In A Nutshell
Adam Waytz examines why individuals decide to blow the whistle when faced with situations that conflict with their sense of justice and morality.

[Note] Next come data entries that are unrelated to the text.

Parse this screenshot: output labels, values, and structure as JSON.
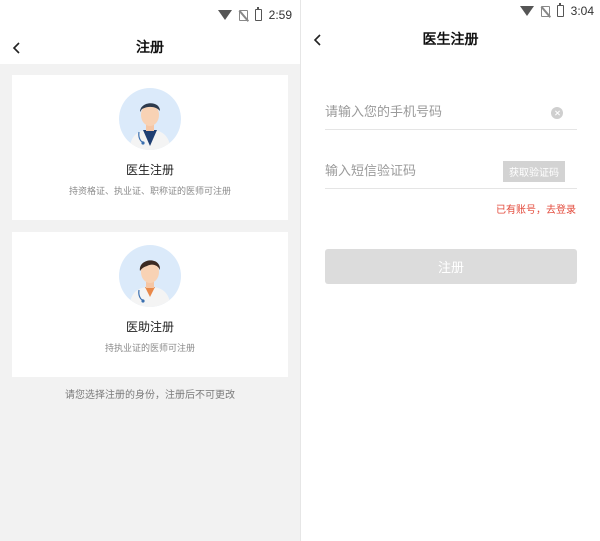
{
  "left": {
    "status": {
      "time": "2:59"
    },
    "nav": {
      "title": "注册"
    },
    "roles": [
      {
        "title": "医生注册",
        "subtitle": "持资格证、执业证、职称证的医师可注册"
      },
      {
        "title": "医助注册",
        "subtitle": "持执业证的医师可注册"
      }
    ],
    "hint": "请您选择注册的身份，注册后不可更改"
  },
  "right": {
    "status": {
      "time": "3:04"
    },
    "nav": {
      "title": "医生注册"
    },
    "phone": {
      "placeholder": "请输入您的手机号码",
      "value": ""
    },
    "code": {
      "placeholder": "输入短信验证码",
      "value": "",
      "button": "获取验证码"
    },
    "login_link": "已有账号，去登录",
    "submit": "注册"
  },
  "colors": {
    "link": "#e34a3b",
    "disabled": "#dcdcdc",
    "page_bg": "#f2f2f2",
    "avatar_bg": "#dbeafa"
  }
}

Psychologist Adam Waytz is dedicated to uncovering how opposing sides of moral conflicts understand and misunderstand each other’s motives. Adam studies the causes and consequences of perceiving mental states in other entities and investigates processes related to social influence, social connection, meaning-making, morality, and ethics. His ongoing work explores questions with direct application to politics, society, and current events; for example, studying how people establish trust with autonomous vehicles. At Kellogg School of Management at Northwestern University where Adam is an associate professor, his classes focus on how to resolve difficult ethical dilemmas and how to lead through values and ethical appeals rather than through traditional means. Among his many accomplishments, he is the first person to receive twice the Theoretical Innovation Prize from the Society for Personality and Social Psychology. Adam has published in numerous journals, including Journal of Personality and Social Psychology, Psychological Review, and the Proceedings of the National Academy of Sciences.
The Power of Human. Adam Waytz. (2019).
Holding Robots Responsible: The Elements of Machine Morality. Yochanan E. Bigman, Adam Waytz, Ron Alterovitz, and Kurt Gray. Trends in Cognitive Sciences. (2019).
Nudging the Better Angles of our Nature: A Field Experiment on Morality and Well-Being. Adam Waytz and Wilhelm Hofmann. Emotion. (2019).
Aversion to Playing God and Moral Condemnation of Technology and Science. Adam Waytz and Liane Young. Philosophical Transactions of the Royal Society B, 374, 20180041. (2019).
The Link Between Self-Dehumanization and Immoral Behavior. Maryam Kouchaki, Kyle Dobson, Adam Waytz, and Nour Kteily. Psychological Science. (2018).
Examining Overlap in Behavioral and Neural Representations of Morals, Facts, and Preferences. Jordan Theriault, Adam Waytz, Larisa Heiphetz, and Liane Young. Journal of Experimental Psychology: General. (2017).
The Whistleblower’s Dilemma and the Fairness-Loyalty Tradeoff. Adam Waytz, James Dungan, and Liane Young. Journal of Experimental Social Psychology. (2013)
Why Robots Could Be Awesome Whistleblowers. Adam Waytz. The Atlantic. (2014)
Whistleblowers are Motivated by Moral Reasons Above Monetary Ones. Adam Waytz. Promarket. (2016).
The Psychology of Whistleblowing. James Dungan, Adam Waytz, and Liane Young. Current Opinion in Psychology, 6, 129-133. (2015)
Call to Action
Think about how you can motivate people to report wrongdoing by speaking to their moral motivations rather than their selfish ones.